They’ll sit for a portrait — until they melt

Snow people populate painter Scott Lloyd Anderson’s landscapes

Snow people, Scott Lloyd Anderson
Snow men — or "snow people," as Scott Lloyd Anderson — have taken center stage in the Kingfield painter's work.

Snowmen may evoke playful childhood memories or the Olaf character in “Frozen,” but for local artist Scott Lloyd Anderson they are also a serious painting subject.

Snow has been present in Anderson’s landscapes over the span of his 17-year painting career, but snow figures in particular started making an appearance only four or five years ago. “Snow people” are what he’s taken to calling them, preferring to use gender-neutral terminology. And recently, these snow people have taken center stage in Anderson’s work.

These snow people are the focus of Anderson’s application for a 2019 Artist Initiative Grant from the Minnesota State Arts Board, a public program that provides funding to Minnesota-based artists. If it comes through, Anderson plans to host building parties for neighbors to contribute to the creation of his snowy subjects.

Snow is both a joy and a challenge to a plein air painter like Anderson, who works outside, from life, in real time.

It is one of Anderson’s favorite things to paint because, as he explained, it is “infinitely variable.” When the sun is out and he sets up his easel, not only does Anderson face a time crunch from passing daylight; his subject matter is literally melting.

The fact that Anderson paints his snow people in various stages of deterioration might hint at a deeper meaning. But Anderson insisted that as a painter he is “interested in craft not concept.”

“(I don’t) paint to make grandiose statements,” he said.

Instead, Anderson explained his approach to art in deceivingly simple terms. He is a representational artist; he paints what people see.

Scott Lloyd Anderson

Anderson wants his artistic content to be visually legible, a way to connect with his audience without verbal explanation. And so he paints everyday scenes that people might stumble across in the neighborhood. The snow people are like found objects. Once standing they become part of the geography — even if just temporarily.

Like some of Anderson’s previous work exploring Minnesota’s suburban scenery, snow people are not the traditional content for plein air artists.

“So many artists are trying to make art that is timeless,” he said.

Anderson’s approach is precisely the opposite.

“I am documenting something,” he said. “I paint my time.”

Created primarily in the narrow geographic confines of Kingfield and the surrounding neighborhoods, Anderson’s work is relatable to the people he interacts with on a day-to-day basis. And not so coincidentally, these neighbors account for 90 percent of his patrons.

Elizabeth Foy Larson is one of them. She has known Anderson for his entire painting career and is a proud owner of several of his works, including one depicting a whole family of snow people.

As Larson explained, something about the image “provoked this really visceral, emotional response.”

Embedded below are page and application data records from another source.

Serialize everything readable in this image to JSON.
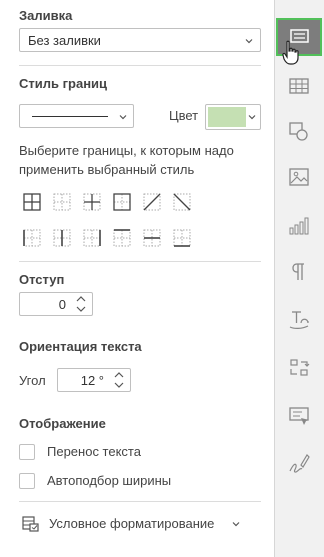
{
  "fill": {
    "title": "Заливка",
    "value": "Без заливки"
  },
  "borders": {
    "title": "Стиль границ",
    "color_label": "Цвет",
    "color_value": "#c5e0b3",
    "hint": "Выберите границы, к которым надо применить выбранный стиль"
  },
  "indent": {
    "title": "Отступ",
    "value": "0"
  },
  "orientation": {
    "title": "Ориентация текста",
    "angle_label": "Угол",
    "angle_value": "12 °"
  },
  "display": {
    "title": "Отображение",
    "wrap_label": "Перенос текста",
    "autofit_label": "Автоподбор ширины"
  },
  "conditional": {
    "label": "Условное форматирование"
  },
  "rightbar": {
    "items": [
      "cell-settings-icon",
      "table-icon",
      "shape-icon",
      "image-icon",
      "chart-icon",
      "paragraph-icon",
      "text-art-icon",
      "pivot-icon",
      "signature-icon",
      "form-icon"
    ]
  }
}
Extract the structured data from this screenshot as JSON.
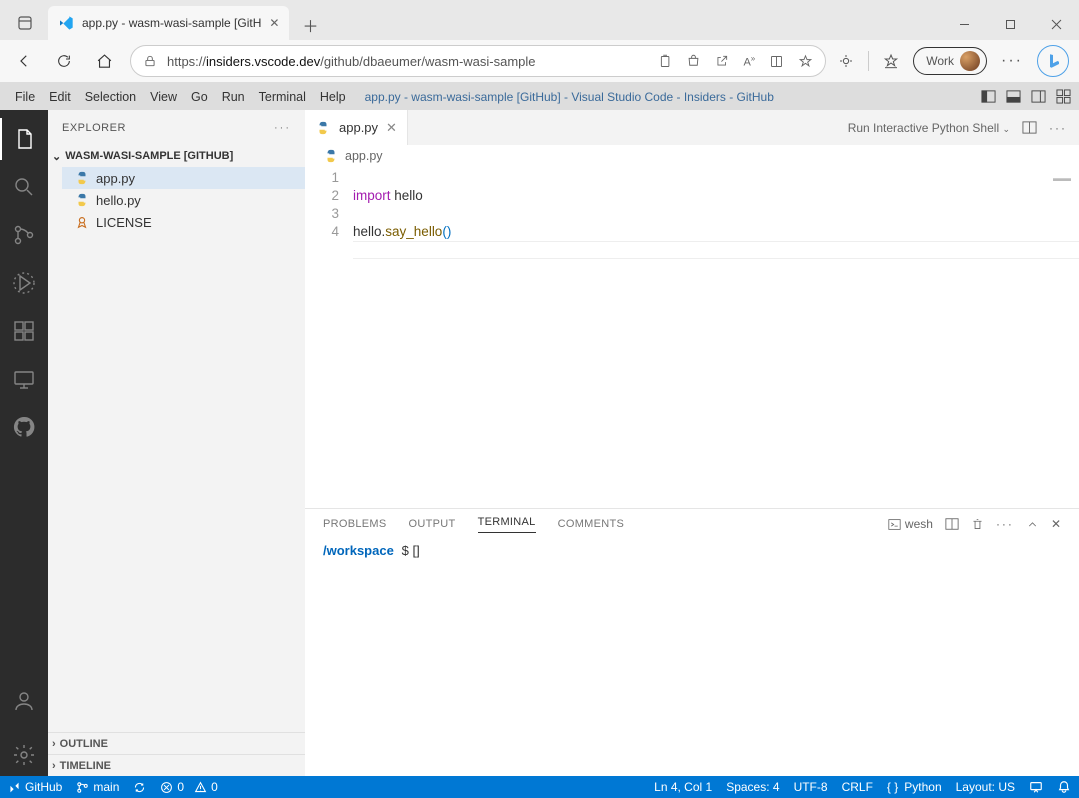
{
  "browser": {
    "tab_title": "app.py - wasm-wasi-sample [GitH",
    "url_prefix": "https://",
    "url_host": "insiders.vscode.dev",
    "url_path": "/github/dbaeumer/wasm-wasi-sample",
    "work_label": "Work"
  },
  "menubar": {
    "items": [
      "File",
      "Edit",
      "Selection",
      "View",
      "Go",
      "Run",
      "Terminal",
      "Help"
    ],
    "title": "app.py - wasm-wasi-sample [GitHub] - Visual Studio Code - Insiders - GitHub"
  },
  "sidebar": {
    "header": "EXPLORER",
    "section": "WASM-WASI-SAMPLE [GITHUB]",
    "files": [
      {
        "name": "app.py",
        "type": "py",
        "selected": true
      },
      {
        "name": "hello.py",
        "type": "py",
        "selected": false
      },
      {
        "name": "LICENSE",
        "type": "license",
        "selected": false
      }
    ],
    "outline": "OUTLINE",
    "timeline": "TIMELINE"
  },
  "editor": {
    "tab_name": "app.py",
    "breadcrumb": "app.py",
    "run_label": "Run Interactive Python Shell",
    "code_lines": [
      {
        "n": "1",
        "html": "<span class='kw'>import</span> hello"
      },
      {
        "n": "2",
        "html": ""
      },
      {
        "n": "3",
        "html": "hello.<span class='fn'>say_hello</span><span class='paren'>()</span>"
      },
      {
        "n": "4",
        "html": ""
      }
    ]
  },
  "panel": {
    "tabs": [
      "PROBLEMS",
      "OUTPUT",
      "TERMINAL",
      "COMMENTS"
    ],
    "active_tab": "TERMINAL",
    "shell_name": "wesh",
    "cwd": "/workspace",
    "prompt": "$",
    "cursor": "[]"
  },
  "statusbar": {
    "remote": "GitHub",
    "branch": "main",
    "errors": "0",
    "warnings": "0",
    "ln_col": "Ln 4, Col 1",
    "spaces": "Spaces: 4",
    "encoding": "UTF-8",
    "eol": "CRLF",
    "lang": "Python",
    "layout": "Layout: US"
  }
}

The poignancy Larson saw in those snow people is not new to Anderson’s work, but she said that there is something about his snow subjects that brings these feelings to the surface. It’s a “nostalgic painting that isn’t sappy or syrupy,” she said.

Even though Anderson repeatedly rejected any sort of ideological intent in his work, it is hard to believe that his artistic philosophy is so clear-cut. Snow people are an emotional, even troubling subject. Once put into the world, they are in what Anderson called “an immediate state of decay.”

Building snow people may be an activity associated with kids, but “very few of these figures look like children,” said Anderson.

“Maybe I’m projecting,” he continued, “but they look like old people, and as they melt they only look more fragile.”

But if darker themes of aging, transience and even death can be read into Anderson’s paintings, so can a sense of joy. Snow people might melt, but as Anderson said, they also “manifest our time having fun and creating.”

Anderson can see this creative process as he paints, ascribing personalities and narratives to the different snow people he documents and the humans that brought them to life. To Anderson, these narratives are not artistic embellishments.

“It’s manifest in what [the builders] did,” he said.

And so even as a representational painter, there are interpretations beyond the snow-covered surface that Anderson incorporates into his artistic practice. As he conceded, “I am not a social activist artist, but there are many little comments here on the climate, on aging, on childhood and play.”

Still, Anderson is mostly excited to continue honing his craft, painting snow people for as long as his neighbors continue to build them. He looks forward to creating enough material to put on a whole show dedicated to the subject, but he said that’s at least a year-and-a-half away.

Until then, there are other ways to engage with Anderson’s work.

If the Artist Initiative Grant comes through, Anderson plans to organize public snow builds at Rev. Dr. Martin Luther King, Jr. Park. Anyone interested in staying up-to-date on the snow builds or getting more information about Anderson’s work in general can visit his website at